▸ Source information
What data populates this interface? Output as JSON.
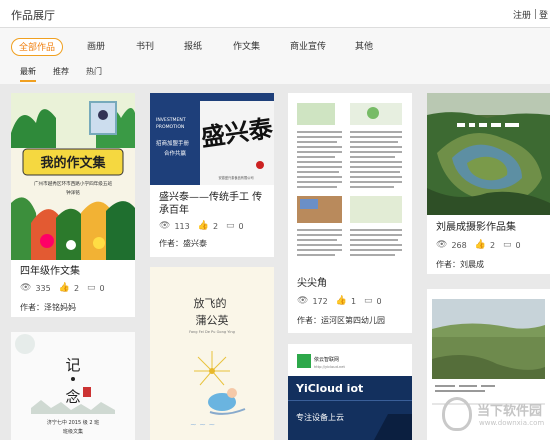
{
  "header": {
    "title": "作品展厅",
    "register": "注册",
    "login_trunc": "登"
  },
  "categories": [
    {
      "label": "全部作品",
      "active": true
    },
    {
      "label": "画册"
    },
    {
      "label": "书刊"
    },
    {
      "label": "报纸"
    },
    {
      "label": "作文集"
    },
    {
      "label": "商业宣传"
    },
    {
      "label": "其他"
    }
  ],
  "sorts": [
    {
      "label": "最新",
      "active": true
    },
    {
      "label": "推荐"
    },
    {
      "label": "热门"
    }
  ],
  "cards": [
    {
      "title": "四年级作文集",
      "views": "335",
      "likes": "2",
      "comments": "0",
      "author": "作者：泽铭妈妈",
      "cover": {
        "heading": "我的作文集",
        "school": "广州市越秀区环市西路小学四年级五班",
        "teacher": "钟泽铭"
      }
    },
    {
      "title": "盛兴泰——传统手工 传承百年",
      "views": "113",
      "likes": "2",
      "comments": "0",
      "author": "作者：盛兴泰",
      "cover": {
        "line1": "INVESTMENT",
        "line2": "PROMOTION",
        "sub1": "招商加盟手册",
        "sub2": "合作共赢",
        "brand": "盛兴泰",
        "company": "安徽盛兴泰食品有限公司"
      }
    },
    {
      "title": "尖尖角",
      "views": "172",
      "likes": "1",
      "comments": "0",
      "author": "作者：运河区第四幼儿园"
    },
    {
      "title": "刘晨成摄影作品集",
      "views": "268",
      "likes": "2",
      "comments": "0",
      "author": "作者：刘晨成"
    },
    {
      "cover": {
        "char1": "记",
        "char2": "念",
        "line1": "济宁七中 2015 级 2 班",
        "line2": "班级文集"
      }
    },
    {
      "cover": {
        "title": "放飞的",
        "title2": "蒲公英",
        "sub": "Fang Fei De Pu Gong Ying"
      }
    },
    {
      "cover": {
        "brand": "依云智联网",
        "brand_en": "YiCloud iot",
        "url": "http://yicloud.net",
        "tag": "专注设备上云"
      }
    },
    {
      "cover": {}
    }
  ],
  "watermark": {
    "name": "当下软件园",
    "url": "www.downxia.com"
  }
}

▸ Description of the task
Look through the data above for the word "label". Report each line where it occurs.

▸ Task answer
      "label": "全部作品",
      "label": "画册"
      "label": "书刊"
      "label": "报纸"
      "label": "作文集"
      "label": "商业宣传"
      "label": "其他"
      "label": "最新",
      "label": "推荐"
      "label": "热门"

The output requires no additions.